It would definitely be fair to say that animals are my passion and first love. Even as a little girl, I never daydreamed about getting married and having children; I fantasized about having a pet monkey and a koala bear.

How are you different from other pet photographers?

I’m different from many other pet photographers. I have a Veterinary Technician degree and over 25 years of experience working with animals, so I have a better understanding of animal behavior than most. I also specialize in creating large wall art pieces, so people don’t come to me when they want some digital photos to share on social media; they know we will be making something extraordinary and unique.

If the pet subject is reactive, shy, or nervous, how do you develop a relationship with them so they trust you and aren’t afraid of the camera during their weakest moments?

Basically, just a lot of treats, much patience, and a lot of flexibility. I try to keep my sessions really positive and fun for the pets, so if I sense they are getting bored or stressed, we switch gears and try something else.

As an award-winning Landscape and Wildlife Photographer, how do you take an award-winning photo?

I’m not sure there’s a recipe for taking an award-winning photo aside from being in the right place at the right time, having a camera, and knowing how to use it! It’s probably 75% willingness to get up early, stay up late, and get eaten alive by bugs, with no guarantee that you’ll see any wildlife or get that spectacular sunset.

Out of all the photos you’ve won an award with, which one is your favorite? Can you tell us the story behind it?

My favorite award-winning photo is Sunset Paddle because it was the first and so unexpected. It was my first time entering the

I see that you are using Canvy to showcase your photos on your website. Can you tell us a bit about how that has helped you with your photographs?

I use Canvy to show examples of my images printed on the wall all over my websites and social media. It helps to plant that idea in the client's mind that printing and hanging on the wall result from their images. Especially in the pet photography genre, many people aren’t sure if they should hang large portraits on the wall. They’re worried they will look crazy to friends and family who maybe don’t have pets or don’t feel the same about them. I find that sharing mock-ups helps to normalize the idea of decorating your home with artwork that features pets.

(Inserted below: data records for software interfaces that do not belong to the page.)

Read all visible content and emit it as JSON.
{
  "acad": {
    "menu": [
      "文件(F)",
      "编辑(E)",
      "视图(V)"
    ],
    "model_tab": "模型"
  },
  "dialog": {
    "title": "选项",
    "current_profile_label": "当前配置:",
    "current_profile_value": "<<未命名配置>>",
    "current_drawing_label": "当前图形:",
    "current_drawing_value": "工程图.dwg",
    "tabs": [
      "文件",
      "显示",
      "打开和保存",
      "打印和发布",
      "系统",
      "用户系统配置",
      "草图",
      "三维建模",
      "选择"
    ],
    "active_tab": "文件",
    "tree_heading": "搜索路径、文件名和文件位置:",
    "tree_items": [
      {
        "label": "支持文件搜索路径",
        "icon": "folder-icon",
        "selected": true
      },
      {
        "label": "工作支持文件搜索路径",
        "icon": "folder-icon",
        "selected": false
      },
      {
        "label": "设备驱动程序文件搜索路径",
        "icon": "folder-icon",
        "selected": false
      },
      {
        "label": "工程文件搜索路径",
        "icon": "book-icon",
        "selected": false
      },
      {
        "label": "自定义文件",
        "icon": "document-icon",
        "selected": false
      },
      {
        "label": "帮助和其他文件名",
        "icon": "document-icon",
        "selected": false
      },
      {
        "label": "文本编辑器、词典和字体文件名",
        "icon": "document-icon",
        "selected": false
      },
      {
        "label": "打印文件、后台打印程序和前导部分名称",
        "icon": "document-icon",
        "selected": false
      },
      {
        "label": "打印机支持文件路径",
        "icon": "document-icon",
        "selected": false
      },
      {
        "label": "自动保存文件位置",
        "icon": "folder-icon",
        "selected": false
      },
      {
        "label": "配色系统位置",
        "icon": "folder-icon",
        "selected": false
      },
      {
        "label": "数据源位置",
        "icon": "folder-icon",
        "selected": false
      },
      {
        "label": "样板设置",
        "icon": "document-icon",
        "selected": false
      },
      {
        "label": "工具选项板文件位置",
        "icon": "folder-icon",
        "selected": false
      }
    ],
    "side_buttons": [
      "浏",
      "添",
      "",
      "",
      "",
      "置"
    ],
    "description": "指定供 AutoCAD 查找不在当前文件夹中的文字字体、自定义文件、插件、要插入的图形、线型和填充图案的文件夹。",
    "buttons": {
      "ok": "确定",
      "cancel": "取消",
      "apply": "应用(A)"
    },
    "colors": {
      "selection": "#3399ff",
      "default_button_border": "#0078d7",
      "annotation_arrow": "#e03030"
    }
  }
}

I love the selection of rooms available in Canvy and how easy it is to change the colors of walls and furniture to better compliment my artwork.

Tell me something you struggle with as a photographer. How do you work to overcome it?

The thing I struggle most with as a photographer is probably just being disciplined in my business. I love being self-employed, but I’m not always the greatest at prioritizing, and I procrastinate a lot. I try to combat that by adding some structure to my days, being at my desk for specific hours, and setting times to work on administrative tasks that I might otherwise avoid.

What advice would you give to amateur photographers wanting to change their passion into a full-time profession? Do they need fancy equipment?

The advice I would give to an amateur photographer who wants to make photography their business would be to learn everything about business and marketing. If your photography skills are at a competent level, and the gear you have is working for you, getting new fancy gear probably doesn't make a huge difference in your business, but getting business training or coaching will.

Find Tracy Munson and her artwork here.